## Problem requirements
Count up the lines below in which the string "miningspeed" appears. The reply should be that number alone.

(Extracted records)
————
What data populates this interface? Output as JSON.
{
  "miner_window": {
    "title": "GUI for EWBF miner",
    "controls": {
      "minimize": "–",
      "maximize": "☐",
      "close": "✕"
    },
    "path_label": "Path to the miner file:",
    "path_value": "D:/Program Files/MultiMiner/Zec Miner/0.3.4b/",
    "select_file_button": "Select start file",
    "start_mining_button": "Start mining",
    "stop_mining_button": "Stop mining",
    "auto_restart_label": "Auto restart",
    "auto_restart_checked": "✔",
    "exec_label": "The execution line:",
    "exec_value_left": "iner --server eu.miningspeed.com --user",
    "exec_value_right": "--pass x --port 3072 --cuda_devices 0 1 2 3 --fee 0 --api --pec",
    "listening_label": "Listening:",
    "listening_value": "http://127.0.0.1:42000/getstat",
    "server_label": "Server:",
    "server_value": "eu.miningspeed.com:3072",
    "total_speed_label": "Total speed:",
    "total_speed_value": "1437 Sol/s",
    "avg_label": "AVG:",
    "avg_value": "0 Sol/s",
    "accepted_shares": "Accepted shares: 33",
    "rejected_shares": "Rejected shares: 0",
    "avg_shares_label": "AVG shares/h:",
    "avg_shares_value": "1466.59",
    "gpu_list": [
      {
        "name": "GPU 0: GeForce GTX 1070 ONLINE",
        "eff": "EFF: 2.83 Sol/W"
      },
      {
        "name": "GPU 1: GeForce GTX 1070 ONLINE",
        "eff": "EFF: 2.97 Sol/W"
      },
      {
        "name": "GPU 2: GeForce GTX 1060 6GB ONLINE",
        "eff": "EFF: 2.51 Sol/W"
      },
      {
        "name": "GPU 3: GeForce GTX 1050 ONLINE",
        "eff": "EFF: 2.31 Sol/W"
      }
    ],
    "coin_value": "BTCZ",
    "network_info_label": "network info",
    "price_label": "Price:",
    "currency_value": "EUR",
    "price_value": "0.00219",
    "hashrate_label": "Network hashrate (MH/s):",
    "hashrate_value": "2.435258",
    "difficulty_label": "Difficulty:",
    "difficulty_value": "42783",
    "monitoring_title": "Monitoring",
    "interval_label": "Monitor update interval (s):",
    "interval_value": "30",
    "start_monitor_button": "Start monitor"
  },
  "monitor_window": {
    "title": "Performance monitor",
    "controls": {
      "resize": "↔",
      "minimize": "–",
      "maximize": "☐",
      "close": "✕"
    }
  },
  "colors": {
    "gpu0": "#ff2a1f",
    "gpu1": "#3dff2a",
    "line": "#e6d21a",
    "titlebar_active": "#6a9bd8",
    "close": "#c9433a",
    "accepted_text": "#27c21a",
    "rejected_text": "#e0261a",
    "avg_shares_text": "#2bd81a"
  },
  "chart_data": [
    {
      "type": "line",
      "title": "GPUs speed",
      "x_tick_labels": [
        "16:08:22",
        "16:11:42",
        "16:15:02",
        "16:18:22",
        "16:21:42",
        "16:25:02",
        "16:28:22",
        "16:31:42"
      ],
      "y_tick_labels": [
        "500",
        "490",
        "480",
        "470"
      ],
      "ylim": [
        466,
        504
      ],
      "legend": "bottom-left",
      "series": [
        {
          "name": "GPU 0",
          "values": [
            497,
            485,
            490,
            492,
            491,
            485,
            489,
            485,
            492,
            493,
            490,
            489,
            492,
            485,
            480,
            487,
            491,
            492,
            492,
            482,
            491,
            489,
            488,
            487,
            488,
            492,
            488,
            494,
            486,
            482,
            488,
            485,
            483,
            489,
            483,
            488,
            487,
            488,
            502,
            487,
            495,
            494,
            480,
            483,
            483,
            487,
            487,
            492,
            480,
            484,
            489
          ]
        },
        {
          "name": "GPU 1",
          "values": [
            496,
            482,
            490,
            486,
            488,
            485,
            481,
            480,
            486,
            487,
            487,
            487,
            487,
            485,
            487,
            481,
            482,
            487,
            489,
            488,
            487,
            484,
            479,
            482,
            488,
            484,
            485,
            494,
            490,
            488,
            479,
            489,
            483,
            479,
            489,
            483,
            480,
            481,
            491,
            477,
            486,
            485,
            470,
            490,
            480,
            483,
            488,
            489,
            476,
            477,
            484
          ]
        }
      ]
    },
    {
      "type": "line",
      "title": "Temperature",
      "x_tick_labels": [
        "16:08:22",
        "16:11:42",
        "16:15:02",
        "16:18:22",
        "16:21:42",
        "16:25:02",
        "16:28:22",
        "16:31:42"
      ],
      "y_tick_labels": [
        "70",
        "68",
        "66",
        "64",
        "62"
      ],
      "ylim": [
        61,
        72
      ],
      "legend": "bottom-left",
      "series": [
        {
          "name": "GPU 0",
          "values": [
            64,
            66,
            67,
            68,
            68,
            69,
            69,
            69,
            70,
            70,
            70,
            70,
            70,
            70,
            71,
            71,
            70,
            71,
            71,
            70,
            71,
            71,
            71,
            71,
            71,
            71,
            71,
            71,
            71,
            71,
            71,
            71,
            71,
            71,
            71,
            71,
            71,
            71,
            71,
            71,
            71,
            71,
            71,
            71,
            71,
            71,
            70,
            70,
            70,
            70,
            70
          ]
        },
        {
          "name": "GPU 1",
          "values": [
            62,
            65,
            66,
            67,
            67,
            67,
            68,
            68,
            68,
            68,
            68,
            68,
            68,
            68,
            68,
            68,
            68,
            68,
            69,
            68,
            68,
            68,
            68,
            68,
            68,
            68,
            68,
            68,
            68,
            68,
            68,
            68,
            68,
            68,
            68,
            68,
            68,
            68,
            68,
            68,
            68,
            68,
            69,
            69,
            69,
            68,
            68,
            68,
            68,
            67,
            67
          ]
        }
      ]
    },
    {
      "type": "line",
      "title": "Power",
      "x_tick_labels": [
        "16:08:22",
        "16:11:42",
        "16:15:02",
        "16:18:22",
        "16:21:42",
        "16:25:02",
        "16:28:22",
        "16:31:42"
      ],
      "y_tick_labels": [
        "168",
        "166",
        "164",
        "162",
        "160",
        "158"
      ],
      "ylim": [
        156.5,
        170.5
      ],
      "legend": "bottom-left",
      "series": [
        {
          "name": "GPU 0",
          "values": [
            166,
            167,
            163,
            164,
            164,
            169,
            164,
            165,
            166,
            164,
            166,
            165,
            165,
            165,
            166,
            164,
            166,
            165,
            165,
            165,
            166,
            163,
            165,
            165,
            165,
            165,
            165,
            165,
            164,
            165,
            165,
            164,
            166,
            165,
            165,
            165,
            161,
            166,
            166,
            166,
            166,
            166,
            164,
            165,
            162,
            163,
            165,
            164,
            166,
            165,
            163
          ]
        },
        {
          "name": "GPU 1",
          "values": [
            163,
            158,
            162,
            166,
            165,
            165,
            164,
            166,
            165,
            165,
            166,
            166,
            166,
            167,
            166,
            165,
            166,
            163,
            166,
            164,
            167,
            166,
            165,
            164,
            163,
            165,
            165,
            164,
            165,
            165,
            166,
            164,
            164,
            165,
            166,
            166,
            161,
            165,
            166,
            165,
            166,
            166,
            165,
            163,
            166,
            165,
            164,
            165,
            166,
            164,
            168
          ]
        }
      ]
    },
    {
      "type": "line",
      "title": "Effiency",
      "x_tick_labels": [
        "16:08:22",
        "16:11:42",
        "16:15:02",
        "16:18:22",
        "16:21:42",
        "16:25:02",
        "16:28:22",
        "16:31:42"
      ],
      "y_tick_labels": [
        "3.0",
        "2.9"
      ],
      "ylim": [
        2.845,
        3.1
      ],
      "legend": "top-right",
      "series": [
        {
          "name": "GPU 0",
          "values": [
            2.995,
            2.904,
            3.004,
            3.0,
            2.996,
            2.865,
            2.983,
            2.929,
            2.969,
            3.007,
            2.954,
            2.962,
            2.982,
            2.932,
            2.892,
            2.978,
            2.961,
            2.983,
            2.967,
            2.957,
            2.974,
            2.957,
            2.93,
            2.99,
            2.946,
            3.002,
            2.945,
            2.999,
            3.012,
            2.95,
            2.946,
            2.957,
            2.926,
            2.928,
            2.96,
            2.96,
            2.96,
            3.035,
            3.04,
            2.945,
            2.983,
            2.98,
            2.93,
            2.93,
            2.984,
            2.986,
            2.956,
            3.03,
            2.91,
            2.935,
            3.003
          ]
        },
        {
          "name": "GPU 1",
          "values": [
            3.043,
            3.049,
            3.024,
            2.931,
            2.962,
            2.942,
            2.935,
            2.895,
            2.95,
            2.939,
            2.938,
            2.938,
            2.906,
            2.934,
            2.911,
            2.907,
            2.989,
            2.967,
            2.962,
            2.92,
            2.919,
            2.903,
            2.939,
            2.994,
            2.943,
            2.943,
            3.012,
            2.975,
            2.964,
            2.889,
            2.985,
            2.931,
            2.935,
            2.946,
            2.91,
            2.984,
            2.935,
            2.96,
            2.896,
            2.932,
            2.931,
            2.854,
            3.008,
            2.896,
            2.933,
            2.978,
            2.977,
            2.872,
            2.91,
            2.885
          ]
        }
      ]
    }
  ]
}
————
## Result for this exercise
2